Though social entrepreneurship never entered his career frame, Pierre’s fascination with the connective power of sport ultimately led him to pair it with his passion for economic development. His work with the YSH team today stems directly from that uncanny ability sports have to connect the seemingly disconnected, bridging private sector, public sector, and grass-roots innovations to solve problems.
Gliding up on an old-school road bike, a spry and kind-faced young man stops in front of the small bar where we’ll banter the next few hours about sport & social business. You can see it the minute you start exchanging with him: Pierre Chastroux is authentic, considerate and when he says he cares about solving problems through sports, you know he means it whole-heartedly.
What’s more compelling still is the effort he makes to walk the talk and the solutions he achieves in the process. It’s this quality, the quiet humility, and diligence that make Pierre a natural fit at the YSH table as a fellow problem-solver; “meeting and working with people who share this passion for sports was what attracted me in the first place,” he shares later as we exchange about what led him to our sport and social business team.
If you know our team at all, we’re quite a varied bunch, bringing together expertise and backgrounds as diverse as corporate branding, procurement, mega-events, charity direction, entrepreneurship, economics, education and the arts (and the list goes on!). So, though Pierre’s commitment to socio-economic development through institutional frameworks may not seem to have an immediate fit, trust us, it does — and plays a vital role in problem-solving. You’ll see it reflected in our team’s story and his own that sport has unparalleled magic for connecting the seemingly disconnected.
Indeed, this magic is exactly what captivated Pierre’s attention — enough to ignite his drive to work in the sector. It’s not in every field, after all, that your colleagues all share a common passion for a pastime and livelihood, “I discovered how extremely complex the sports sector is, with many actors: sports governing bodies, events organizers, right holders, brands and sponsors, politicians and of course clubs and players, “ shares Pierre, “it’s an intriguing and complex environment”.
Being enamored with sport and intrigued by the interconnectedness of the industry (with social, economic and political institutions) sparked the problem-solving flame that characterizes the members of our community. Pierre shares that, for him, “it goes beyond just working with passionate people on complex political and economic issues. It means working on something broader. Sports is indeed the greatest tool to engage people towards much more important matters, such as education, gender equality, health, etc.” He learned that first-hand following his master’s studies in France, where he proceeded to work with a first-of-its-kind cross-sector sports initiative with Win-Win Afrique in Abidjan, Cote d’Ivoire. It was there that our teams collaborated and we were fortunate enough to develop a relationship with Pierre.
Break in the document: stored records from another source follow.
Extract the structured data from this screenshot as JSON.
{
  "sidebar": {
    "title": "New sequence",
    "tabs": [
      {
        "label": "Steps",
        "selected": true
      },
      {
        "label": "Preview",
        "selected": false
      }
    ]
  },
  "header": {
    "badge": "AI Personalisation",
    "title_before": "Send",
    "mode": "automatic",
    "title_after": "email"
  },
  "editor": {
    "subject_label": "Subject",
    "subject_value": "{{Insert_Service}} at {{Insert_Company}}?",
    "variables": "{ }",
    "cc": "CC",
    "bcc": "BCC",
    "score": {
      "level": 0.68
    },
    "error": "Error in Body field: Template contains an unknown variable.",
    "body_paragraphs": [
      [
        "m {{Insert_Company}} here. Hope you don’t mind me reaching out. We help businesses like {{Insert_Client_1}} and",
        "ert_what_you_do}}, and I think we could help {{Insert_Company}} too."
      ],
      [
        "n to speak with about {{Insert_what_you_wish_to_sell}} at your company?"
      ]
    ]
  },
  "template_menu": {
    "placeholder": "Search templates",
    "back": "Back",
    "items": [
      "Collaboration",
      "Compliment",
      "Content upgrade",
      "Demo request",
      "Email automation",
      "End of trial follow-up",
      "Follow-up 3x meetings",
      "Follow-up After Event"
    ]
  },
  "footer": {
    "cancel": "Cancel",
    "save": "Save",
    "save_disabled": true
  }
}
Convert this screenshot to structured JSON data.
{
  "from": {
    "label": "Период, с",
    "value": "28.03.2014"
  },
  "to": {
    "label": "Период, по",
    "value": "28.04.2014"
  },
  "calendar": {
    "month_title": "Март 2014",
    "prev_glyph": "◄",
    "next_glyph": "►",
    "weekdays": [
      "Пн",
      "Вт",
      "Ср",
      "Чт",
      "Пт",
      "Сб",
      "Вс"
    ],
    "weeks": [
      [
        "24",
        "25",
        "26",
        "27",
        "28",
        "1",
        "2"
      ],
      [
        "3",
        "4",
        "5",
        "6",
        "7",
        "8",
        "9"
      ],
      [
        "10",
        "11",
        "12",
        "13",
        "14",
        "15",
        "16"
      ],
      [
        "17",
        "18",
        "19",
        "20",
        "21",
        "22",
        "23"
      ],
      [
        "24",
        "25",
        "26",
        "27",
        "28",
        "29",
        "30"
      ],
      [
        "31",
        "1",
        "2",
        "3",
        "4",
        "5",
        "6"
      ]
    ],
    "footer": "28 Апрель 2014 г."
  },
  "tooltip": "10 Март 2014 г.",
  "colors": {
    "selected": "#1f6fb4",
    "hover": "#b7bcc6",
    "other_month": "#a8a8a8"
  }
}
As our first conversation ebbs and flows naturally between English and French, you can see why he is able to contribute so meaningfully to develop solutions through sports. Like a quality baguet, Pierre can pair well — requiring minimal adaptations — with any setting. There’s a bit of irony in that, as it is the same quality that keeps drawing him further into sports and economic development. He remarks, having worked on the development of sports and cultural facilities in Côte d’Ivoire, “I can testify that sports are a great catalyst to launch initiatives that do not seem directly related.” The Agora Koumassi, a sports center in the heart of a poor community in Abidjan and the project for which Win-Win Afrique and YSH collaborate, is a testament to this as “the sports facilities gather a range of services for young people from entrepreneurship programs, health services, financial inclusion, training, etc,” Pierre reflects. “People enter the sports center to practice sports and they leave with a much richer experience.” One thing we can say for Pierre is that we feel the same for having him on our team: our before and after, too, is much richer for having him on board.
Now, as we work together even amidst a world that, in some ways, can seem more separated than ever, our team adheres to the very thread that Pierre continues to use as a guide: sport has a magic potency for connecting our hearts, minds and even our missions. It’s a magic he admires especially in the way that Professor Yunus yields it:
“As a man of vision, Prof Yunus managed to convince sports bodies that they have the power to change the world, not only because of their financial means but mainly because, as they inspire fans all over the world, they can engage people to go in the right direction, which for him is social entrepreneurship.”
The movement that Professor Yunus has set in motion and that the YSH team dedicates itself to advancing is the impetus for problem-solving, no matter where you find yourself — as a recent graduate, retired athlete, corporate, governmental institution, or within an NGO. The encouragement of Professor Yunus is, according to Pierre, “inspiring because it comforts my intuition that sports have the power to energize people to matters much more important than sports itself.”
Pierre’s ambition to drive sustainable development for those in need is one that does not lay dormant as a dream of “what could be”. Rather, he puts it into action, marrying divergent fields of interest into one motivation: leverage the economic magic of sport to solve problems. True, you may not detect it immediately, but take a moment and you’ll see the connection. Now, the question we want to pose to you: where is your connection?
If you believe, like Pierre, in the power of sport to drive solutions to the challenges facing our world and are looking for support in building those solutions, we recommend getting in touch with our community. To learn more, click here!